Harry wound up in the Flossenberg concentration camp, where conditions were abysmal. American forces were closing in on the camp, and the Nazi guards announced yet another death march to remove Jews from the camp. Harry and a friend decided to plan an audacious escape. “We are dead men if we don’t get out of here,” he told his friend. They made a run for it, tearing across the lush German countryside. Nazis shot after them and followed them, but Harry and his friend had made it. They were free. They managed to hide in the forest and small towns for several more weeks, until the end of the war.
Life After Wartime
Harry Haft was forever scarred by the Holocaust. After the war, he lived in displaced persons camps. In 1947 the US Army in Munich organized an Amateur Jewish Heavyweight Championship boxing match. Harry was the top winner and became a local celebrity. He appealed to US Gen. Lucius Clay for help in immigrating to America, and in 1948 Gen. Clay arranged for Harry to start a new life in the United States.
Harry and his wife Miriam
Settling with a cousin in New Jersey, Harry worked as a boxer for a time. He had a middling career, and his final fight was against future heavyweight champion Rocky Marciano in 1949. Harry blamed his defeat on the Mafia: “In my days though, the Mafia controlled the boxing game and you did as you were told.”
Harry gave up boxing and settled down, building the beautiful family life that had once seemed like an impossible dream. He married Miriam Wofsoniker and they had three children together. Harry worked in various jobs in New York, including running a fruit and vegetable store in Brooklyn and driving a cab.
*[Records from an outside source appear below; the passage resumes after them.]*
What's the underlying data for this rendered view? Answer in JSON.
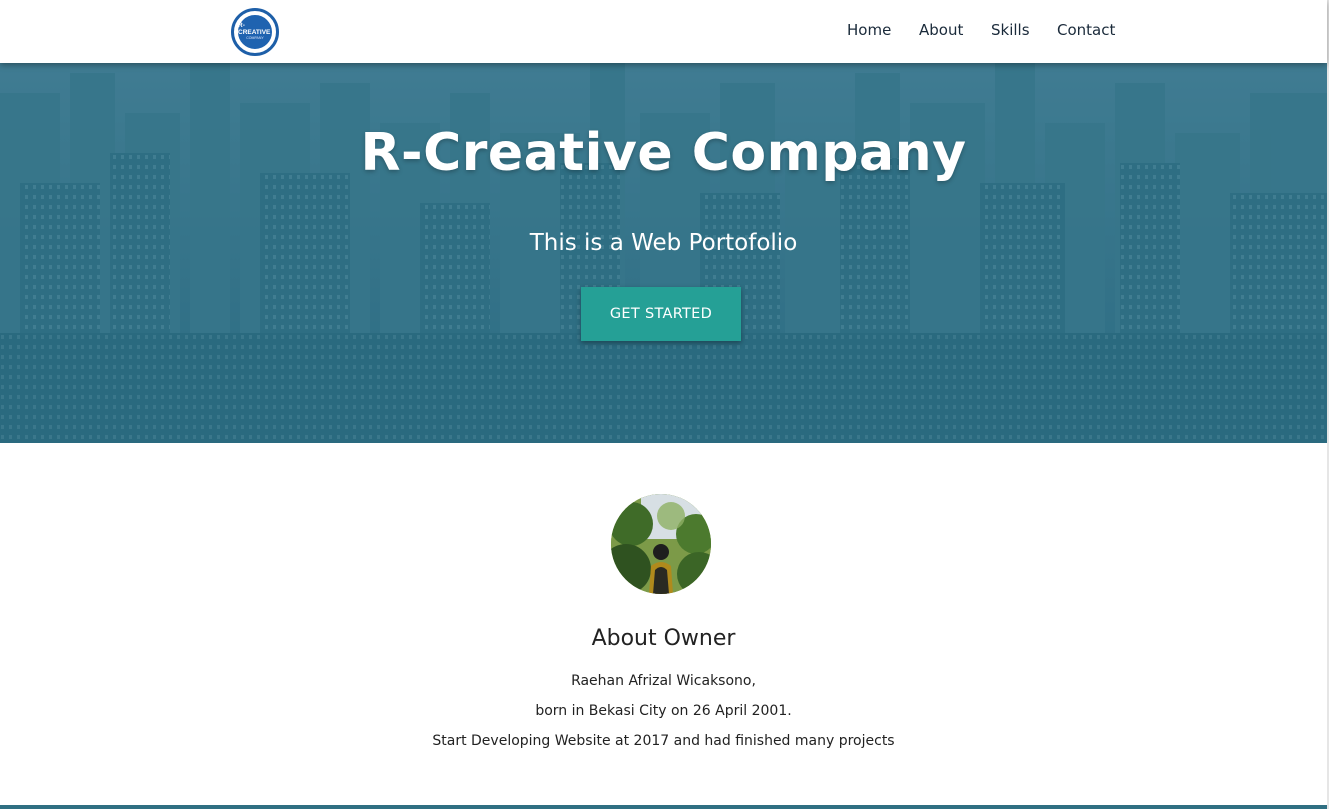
{
  "navbar": {
    "logo_text": "R-CREATIVE",
    "logo_sub": "COMPANY",
    "links": [
      "Home",
      "About",
      "Skills",
      "Contact"
    ]
  },
  "hero": {
    "title": "R-Creative Company",
    "subtitle": "This is a Web Portofolio",
    "button_label": "GET STARTED"
  },
  "about": {
    "heading": "About Owner",
    "lines": [
      "Raehan Afrizal Wicaksono,",
      "born in Bekasi City on 26 April 2001.",
      "Start Developing Website at 2017 and had finished many projects"
    ]
  },
  "colors": {
    "accent": "#25a096",
    "hero_overlay": "#1e6e87",
    "logo_blue": "#1f63b0",
    "nav_text": "#1a2a3a"
  }
}
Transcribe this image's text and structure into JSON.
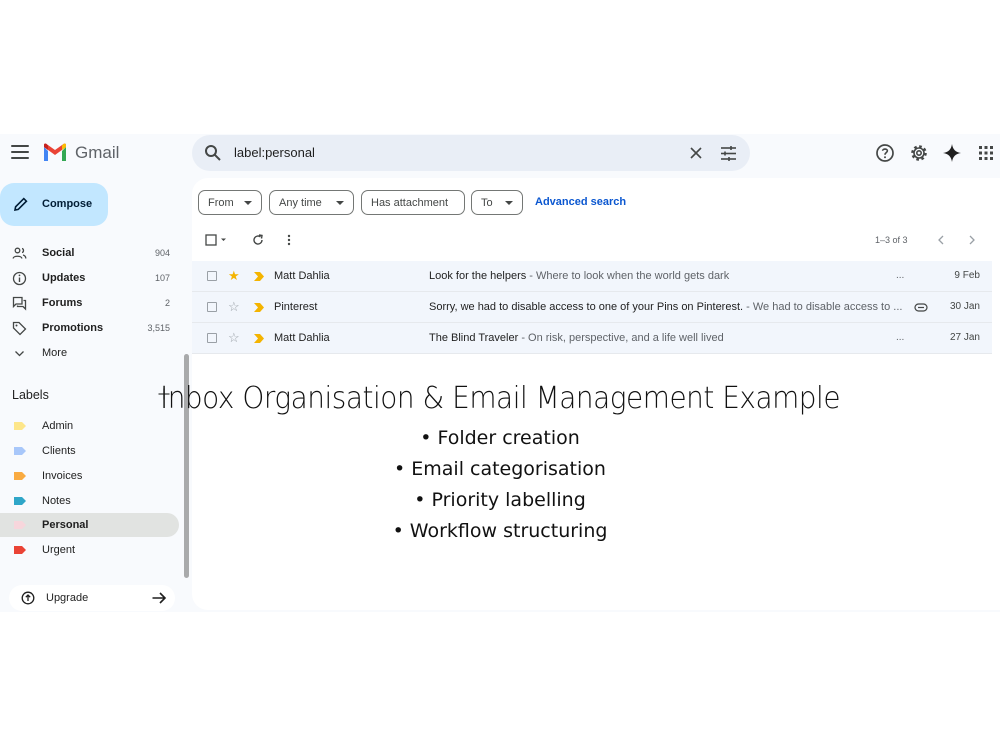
{
  "header": {
    "app_name": "Gmail",
    "search_query": "label:personal",
    "icons": [
      "menu-icon",
      "gmail-logo",
      "search-icon",
      "clear-icon",
      "tune-icon",
      "help-icon",
      "settings-icon",
      "gemini-icon",
      "apps-icon"
    ]
  },
  "compose": {
    "label": "Compose"
  },
  "nav": [
    {
      "label": "Social",
      "count": "904",
      "icon": "people-icon"
    },
    {
      "label": "Updates",
      "count": "107",
      "icon": "info-icon"
    },
    {
      "label": "Forums",
      "count": "2",
      "icon": "forum-icon"
    },
    {
      "label": "Promotions",
      "count": "3,515",
      "icon": "tag-icon"
    },
    {
      "label": "More",
      "count": "",
      "icon": "chevron-down-icon"
    }
  ],
  "labels_section": {
    "title": "Labels",
    "items": [
      {
        "label": "Admin",
        "color": "#fde68a",
        "active": false
      },
      {
        "label": "Clients",
        "color": "#a8c7fa",
        "active": false
      },
      {
        "label": "Invoices",
        "color": "#f9ab42",
        "active": false
      },
      {
        "label": "Notes",
        "color": "#2fa6c8",
        "active": false
      },
      {
        "label": "Personal",
        "color": "#f7d6dc",
        "active": true
      },
      {
        "label": "Urgent",
        "color": "#ea4335",
        "active": false
      }
    ]
  },
  "upgrade": {
    "label": "Upgrade"
  },
  "filters": {
    "chips": [
      "From",
      "Any time",
      "Has attachment",
      "To"
    ],
    "advanced": "Advanced search"
  },
  "list": {
    "pagination": "1–3 of 3",
    "emails": [
      {
        "sender": "Matt Dahlia",
        "subject": "Look for the helpers",
        "snippet": " - Where to look when the world gets dark",
        "date": "9 Feb",
        "starred": true,
        "attachment": false
      },
      {
        "sender": "Pinterest",
        "subject": "Sorry, we had to disable access to one of your Pins on Pinterest.",
        "snippet": " - We had to disable access to ...",
        "date": "30 Jan",
        "starred": false,
        "attachment": true
      },
      {
        "sender": "Matt Dahlia",
        "subject": "The Blind Traveler",
        "snippet": " - On risk, perspective, and a life well lived",
        "date": "27 Jan",
        "starred": false,
        "attachment": false
      }
    ]
  },
  "caption": {
    "title": "Inbox Organisation & Email Management Example",
    "bullets": [
      "• Folder creation",
      "• Email categorisation",
      "• Priority labelling",
      "• Workflow structuring"
    ]
  },
  "colors": {
    "compose_bg": "#c2e7ff",
    "app_bg": "#f8fafd",
    "search_bg": "#e9eef6",
    "link": "#0b57d0",
    "star": "#f4b400",
    "important": "#f4b400"
  }
}
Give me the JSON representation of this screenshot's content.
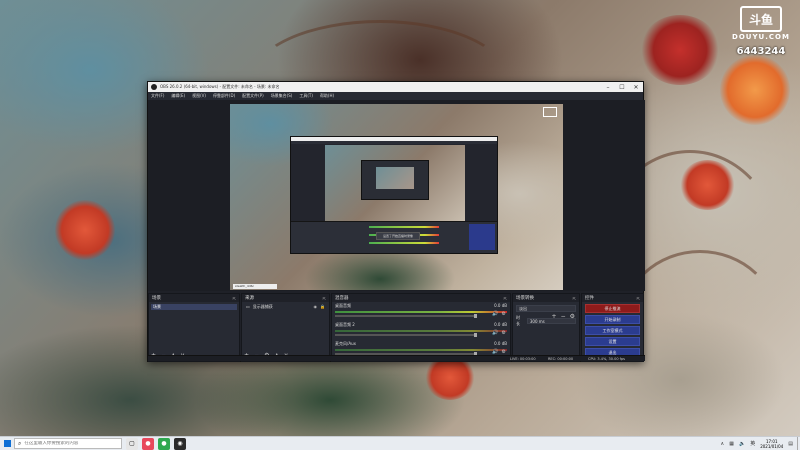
{
  "watermark": {
    "brand_text": "斗鱼",
    "domain": "DOUYU.COM",
    "room_id": "6443244"
  },
  "obs": {
    "title": "OBS 26.0.2 (64-bit, windows) - 配置文件: 未命名 - 场景: 未命名",
    "menu": [
      "文件(F)",
      "编辑(E)",
      "视图(V)",
      "停靠部件(D)",
      "配置文件(P)",
      "场景集合(S)",
      "工具(T)",
      "帮助(H)"
    ],
    "preview": {
      "status_text": "stealth_4d6c",
      "nested_tooltip": "设置了开始直播时录像"
    },
    "scenes": {
      "header": "场景",
      "items": [
        "场景"
      ],
      "toolbar": [
        "+",
        "−",
        "∧",
        "∨"
      ]
    },
    "sources": {
      "header": "来源",
      "items": [
        {
          "name": "显示器捕获"
        }
      ],
      "toolbar": [
        "+",
        "−",
        "⚙",
        "∧",
        "∨"
      ]
    },
    "mixer": {
      "header": "混音器",
      "channels": [
        {
          "name": "桌面音频",
          "db": "0.0 dB"
        },
        {
          "name": "桌面音频 2",
          "db": "0.0 dB"
        },
        {
          "name": "麦克风/Aux",
          "db": "0.0 dB"
        }
      ]
    },
    "transitions": {
      "header": "场景转换",
      "selected": "淡出",
      "duration_label": "时长",
      "duration_value": "300 ms"
    },
    "controls": {
      "header": "控件",
      "buttons": [
        {
          "label": "停止推流",
          "live": true
        },
        {
          "label": "开始录制",
          "live": false
        },
        {
          "label": "工作室模式",
          "live": false
        },
        {
          "label": "设置",
          "live": false
        },
        {
          "label": "退出",
          "live": false
        }
      ]
    },
    "status": {
      "live": "LIVE: 00:03:00",
      "rec": "REC: 00:00:00",
      "cpu": "CPU: 3.4%, 30.00 fps"
    }
  },
  "taskbar": {
    "search_placeholder": "在这里输入你要搜索的内容",
    "time": "17:01",
    "date": "2021/01/04",
    "lang": "英"
  }
}
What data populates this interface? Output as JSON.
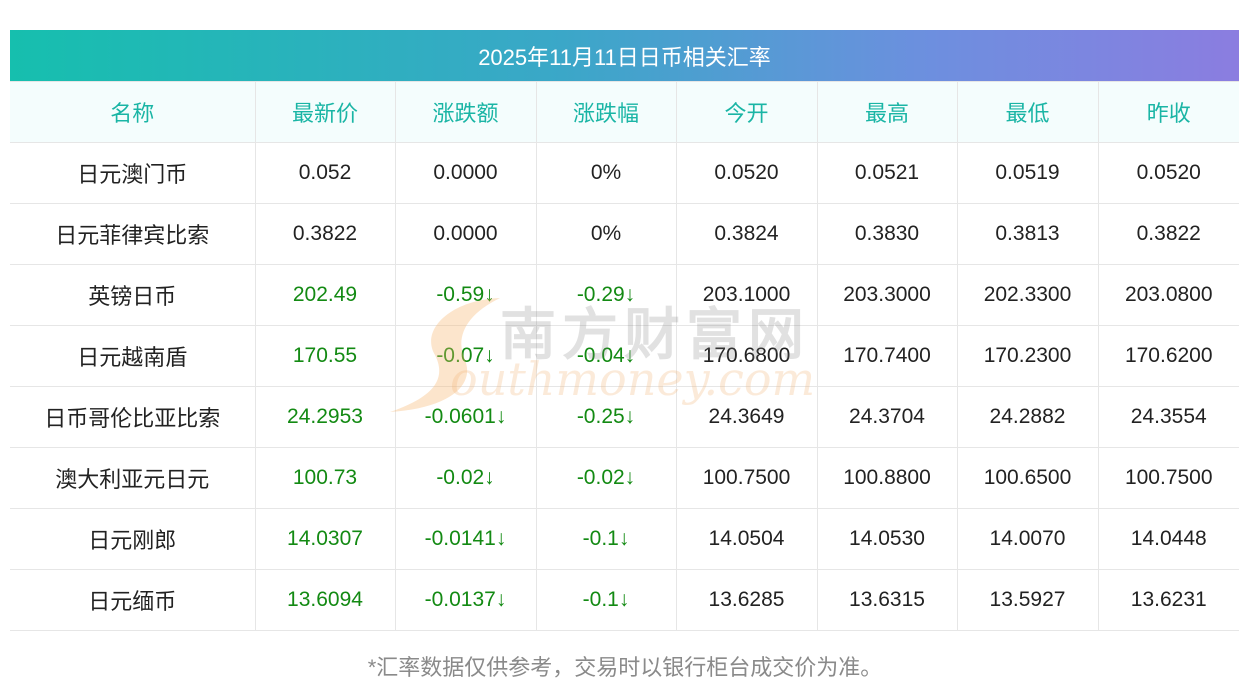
{
  "title": "2025年11月11日日币相关汇率",
  "headers": [
    "名称",
    "最新价",
    "涨跌额",
    "涨跌幅",
    "今开",
    "最高",
    "最低",
    "昨收"
  ],
  "rows": [
    {
      "name": "日元澳门币",
      "latest": "0.052",
      "change": "0.0000",
      "pct": "0%",
      "open": "0.0520",
      "high": "0.0521",
      "low": "0.0519",
      "prev": "0.0520",
      "trend": "flat"
    },
    {
      "name": "日元菲律宾比索",
      "latest": "0.3822",
      "change": "0.0000",
      "pct": "0%",
      "open": "0.3824",
      "high": "0.3830",
      "low": "0.3813",
      "prev": "0.3822",
      "trend": "flat"
    },
    {
      "name": "英镑日币",
      "latest": "202.49",
      "change": "-0.59↓",
      "pct": "-0.29↓",
      "open": "203.1000",
      "high": "203.3000",
      "low": "202.3300",
      "prev": "203.0800",
      "trend": "down"
    },
    {
      "name": "日元越南盾",
      "latest": "170.55",
      "change": "-0.07↓",
      "pct": "-0.04↓",
      "open": "170.6800",
      "high": "170.7400",
      "low": "170.2300",
      "prev": "170.6200",
      "trend": "down"
    },
    {
      "name": "日币哥伦比亚比索",
      "latest": "24.2953",
      "change": "-0.0601↓",
      "pct": "-0.25↓",
      "open": "24.3649",
      "high": "24.3704",
      "low": "24.2882",
      "prev": "24.3554",
      "trend": "down"
    },
    {
      "name": "澳大利亚元日元",
      "latest": "100.73",
      "change": "-0.02↓",
      "pct": "-0.02↓",
      "open": "100.7500",
      "high": "100.8800",
      "low": "100.6500",
      "prev": "100.7500",
      "trend": "down"
    },
    {
      "name": "日元刚郎",
      "latest": "14.0307",
      "change": "-0.0141↓",
      "pct": "-0.1↓",
      "open": "14.0504",
      "high": "14.0530",
      "low": "14.0070",
      "prev": "14.0448",
      "trend": "down"
    },
    {
      "name": "日元缅币",
      "latest": "13.6094",
      "change": "-0.0137↓",
      "pct": "-0.1↓",
      "open": "13.6285",
      "high": "13.6315",
      "low": "13.5927",
      "prev": "13.6231",
      "trend": "down"
    }
  ],
  "note": "*汇率数据仅供参考，交易时以银行柜台成交价为准。",
  "watermark": {
    "cn": "南方财富网",
    "en": "outhmoney.com"
  },
  "colors": {
    "header_text": "#1ab5a5",
    "down": "#138a13",
    "title_gradient_start": "#16bfae",
    "title_gradient_end": "#8b7de0"
  }
}
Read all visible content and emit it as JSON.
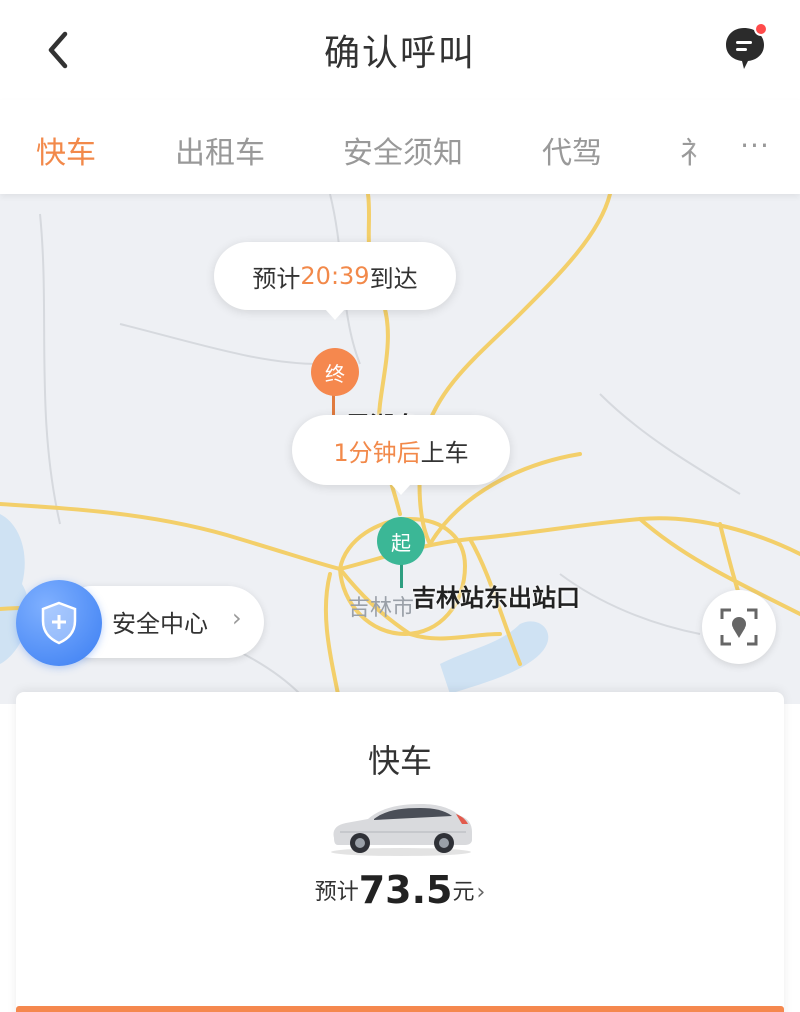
{
  "header": {
    "title": "确认呼叫",
    "back_icon": "chevron-left-icon",
    "message_icon": "message-icon",
    "has_unread": true
  },
  "tabs": [
    {
      "label": "快车",
      "active": true
    },
    {
      "label": "出租车",
      "active": false
    },
    {
      "label": "安全须知",
      "active": false
    },
    {
      "label": "代驾",
      "active": false
    },
    {
      "label": "礻",
      "active": false
    }
  ],
  "tabs_more": "···",
  "map": {
    "eta_bubble": {
      "prefix": "预计",
      "time": "20:39",
      "suffix": "到达"
    },
    "end_pin": {
      "label": "终",
      "place_label": "雷湖岛"
    },
    "pickup_bubble": {
      "time": "1分钟后",
      "suffix": "上车"
    },
    "start_pin": {
      "label": "起",
      "place_label": "吉林站东出站口"
    },
    "city_label": "吉林市",
    "safety": {
      "label": "安全中心",
      "chevron": "›"
    }
  },
  "card": {
    "title": "快车",
    "price_prefix": "预计",
    "price_value": "73.5",
    "price_unit": "元",
    "price_chevron": "›"
  },
  "colors": {
    "accent": "#f2894a",
    "start_green": "#3bb796",
    "end_orange": "#f5884e",
    "safety_blue": "#3b7ef2"
  }
}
When he was asked in 1990 what he was most proud of in life, he replied, “My wife and children.”
Despite the love and success he found, Harry suffered his entire life. Each night he had terrible nightmares, reliving his experiences during the Holocaust in vivid detail.
Harry Haft passed away in 2007 at the age of 82. The Survivor will help spread his remarkable story to a wider audience at long last.
The Survivor premiers on HBO April 27, 2022, World Holocaust Remembrance Day.